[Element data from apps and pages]
━━━━━━━━━━━━━━━━━━━━━━━━━━━━━━
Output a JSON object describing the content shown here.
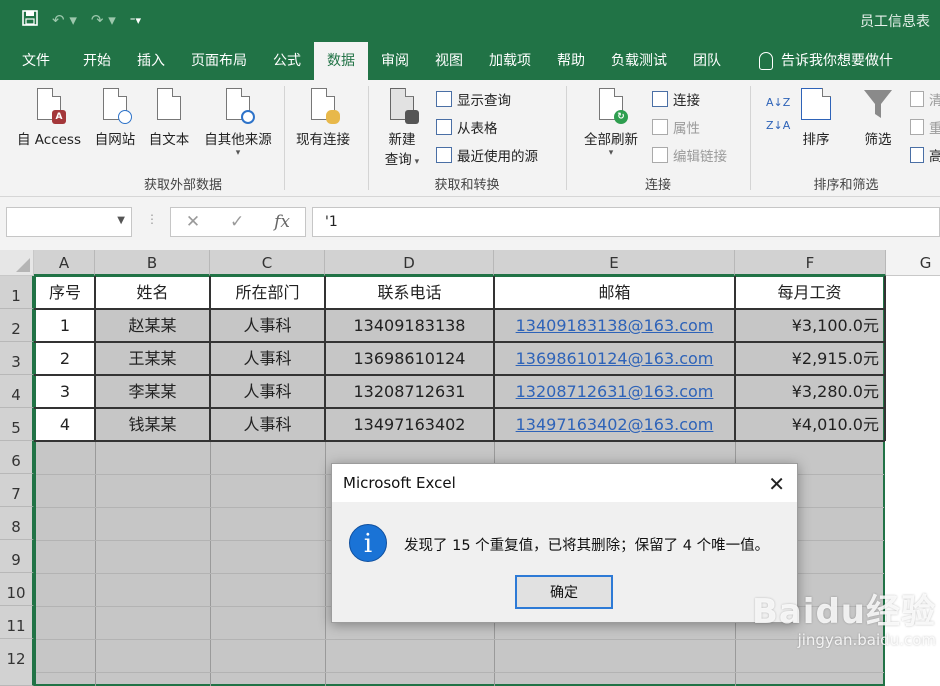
{
  "window": {
    "title": "员工信息表"
  },
  "qat": {
    "save": "save-icon",
    "undo": "undo-icon",
    "redo": "redo-icon",
    "customize": "customize-icon"
  },
  "tabs": [
    "文件",
    "开始",
    "插入",
    "页面布局",
    "公式",
    "数据",
    "审阅",
    "视图",
    "加载项",
    "帮助",
    "负载测试",
    "团队"
  ],
  "active_tab": "数据",
  "tell_me": "告诉我你想要做什",
  "ribbon": {
    "external": {
      "label": "获取外部数据",
      "access": "自 Access",
      "web": "自网站",
      "text": "自文本",
      "other1": "自其他来源",
      "existing": "现有连接"
    },
    "transform": {
      "label": "获取和转换",
      "new_query_1": "新建",
      "new_query_2": "查询",
      "show_queries": "显示查询",
      "from_table": "从表格",
      "recent_sources": "最近使用的源"
    },
    "connections": {
      "label": "连接",
      "refresh_all": "全部刷新",
      "connections": "连接",
      "properties": "属性",
      "edit_links": "编辑链接"
    },
    "sort_filter": {
      "label": "排序和筛选",
      "sort": "排序",
      "filter": "筛选",
      "clear": "清",
      "reapply": "重",
      "advanced": "高"
    }
  },
  "formula_bar": {
    "name_box": "",
    "content": "'1",
    "fx": "fx"
  },
  "columns": [
    {
      "letter": "A",
      "header": "序号"
    },
    {
      "letter": "B",
      "header": "姓名"
    },
    {
      "letter": "C",
      "header": "所在部门"
    },
    {
      "letter": "D",
      "header": "联系电话"
    },
    {
      "letter": "E",
      "header": "邮箱"
    },
    {
      "letter": "F",
      "header": "每月工资"
    },
    {
      "letter": "G",
      "header": ""
    }
  ],
  "rows": [
    {
      "id": "1",
      "name": "赵某某",
      "dept": "人事科",
      "phone": "13409183138",
      "email": "13409183138@163.com",
      "salary": "¥3,100.0元"
    },
    {
      "id": "2",
      "name": "王某某",
      "dept": "人事科",
      "phone": "13698610124",
      "email": "13698610124@163.com",
      "salary": "¥2,915.0元"
    },
    {
      "id": "3",
      "name": "李某某",
      "dept": "人事科",
      "phone": "13208712631",
      "email": "13208712631@163.com",
      "salary": "¥3,280.0元"
    },
    {
      "id": "4",
      "name": "钱某某",
      "dept": "人事科",
      "phone": "13497163402",
      "email": "13497163402@163.com",
      "salary": "¥4,010.0元"
    }
  ],
  "row_numbers": [
    "1",
    "2",
    "3",
    "4",
    "5",
    "6",
    "7",
    "8",
    "9",
    "10",
    "11",
    "12"
  ],
  "dialog": {
    "title": "Microsoft Excel",
    "message": "发现了 15 个重复值，已将其删除；保留了 4 个唯一值。",
    "ok": "确定",
    "icon": "info-icon"
  },
  "watermark": {
    "logo": "Baidu经验",
    "url": "jingyan.baidu.com"
  },
  "colors": {
    "excel_green": "#217346",
    "link": "#2e63b8",
    "selection": "#c6c6c6"
  }
}
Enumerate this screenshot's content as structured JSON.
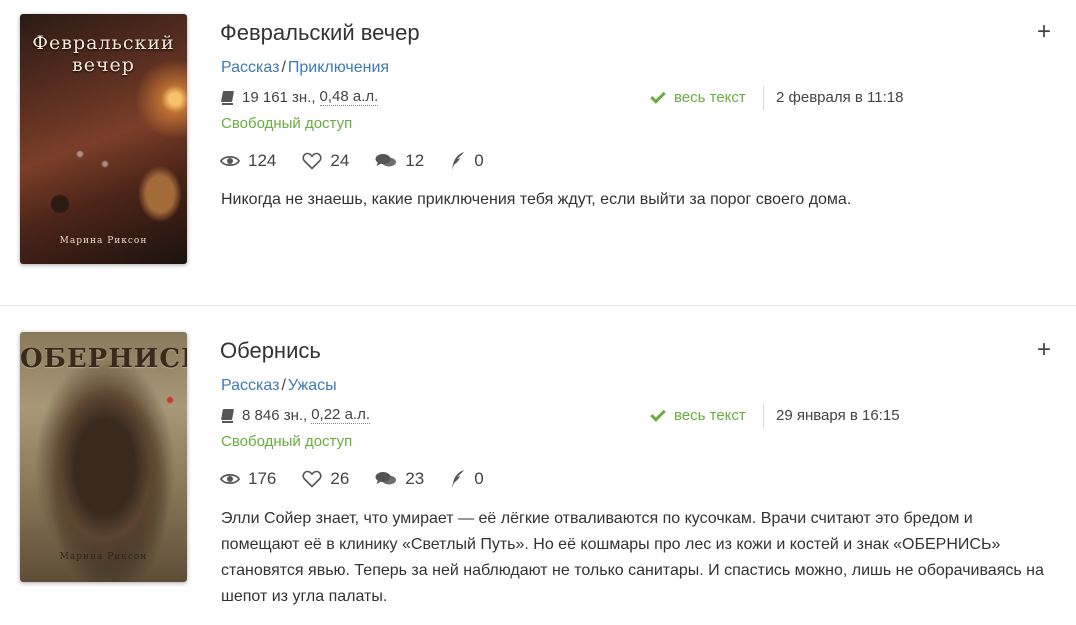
{
  "books": [
    {
      "cover": {
        "title": "Февральский вечер",
        "author": "Марина Риксон"
      },
      "title": "Февральский вечер",
      "genre": "Рассказ",
      "subgenre": "Приключения",
      "chars": "19 161 зн.,",
      "al": "0,48 а.л.",
      "access": "Свободный доступ",
      "fulltext": "весь текст",
      "date": "2 февраля в 11:18",
      "views": "124",
      "likes": "24",
      "comments": "12",
      "rewards": "0",
      "description": "Никогда не знаешь, какие приключения тебя ждут, если выйти за порог своего дома."
    },
    {
      "cover": {
        "title": "ОБЕРНИСЬ",
        "author": "Марина Риксон"
      },
      "title": "Обернись",
      "genre": "Рассказ",
      "subgenre": "Ужасы",
      "chars": "8 846 зн.,",
      "al": "0,22 а.л.",
      "access": "Свободный доступ",
      "fulltext": "весь текст",
      "date": "29 января в 16:15",
      "views": "176",
      "likes": "26",
      "comments": "23",
      "rewards": "0",
      "description": "Элли Сойер знает, что умирает — её лёгкие отваливаются по кусочкам. Врачи считают это бредом и помещают её в клинику «Светлый Путь». Но её кошмары про лес из кожи и костей и знак «ОБЕРНИСЬ» становятся явью. Теперь за ней наблюдают не только санитары. И спастись можно, лишь не оборачиваясь на шепот из угла палаты."
    }
  ],
  "add_symbol": "+",
  "genre_separator": "/",
  "colors": {
    "link": "#3f7ab4",
    "green": "#68ad3f",
    "text": "#333333"
  },
  "icons": [
    "book-icon",
    "check-icon",
    "eye-icon",
    "heart-icon",
    "comments-icon",
    "quill-icon",
    "plus-icon"
  ]
}
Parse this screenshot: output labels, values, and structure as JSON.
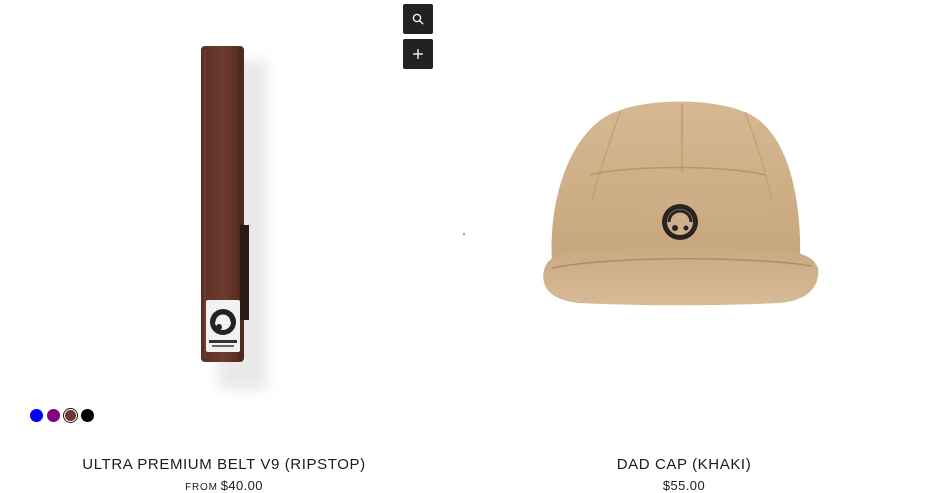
{
  "products": [
    {
      "title": "ULTRA PREMIUM BELT V9 (RIPSTOP)",
      "price_prefix": "FROM",
      "price": "$40.00",
      "image_icon": "brown-belt-image",
      "swatches": [
        {
          "color": "#0000ff",
          "name": "blue"
        },
        {
          "color": "#800080",
          "name": "purple"
        },
        {
          "color": "#6b3a2e",
          "name": "brown",
          "selected": true
        },
        {
          "color": "#000000",
          "name": "black"
        }
      ]
    },
    {
      "title": "DAD CAP (KHAKI)",
      "price": "$55.00",
      "image_icon": "khaki-cap-image"
    }
  ],
  "actions": {
    "quick_view_icon": "search-icon",
    "quick_add_icon": "plus-icon"
  },
  "colors": {
    "button_bg": "#222222",
    "belt": "#6b3a2e",
    "cap": "#d0b08a"
  }
}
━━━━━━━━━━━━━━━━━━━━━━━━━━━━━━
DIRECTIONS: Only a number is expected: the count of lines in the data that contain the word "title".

ANSWER SPACE: 8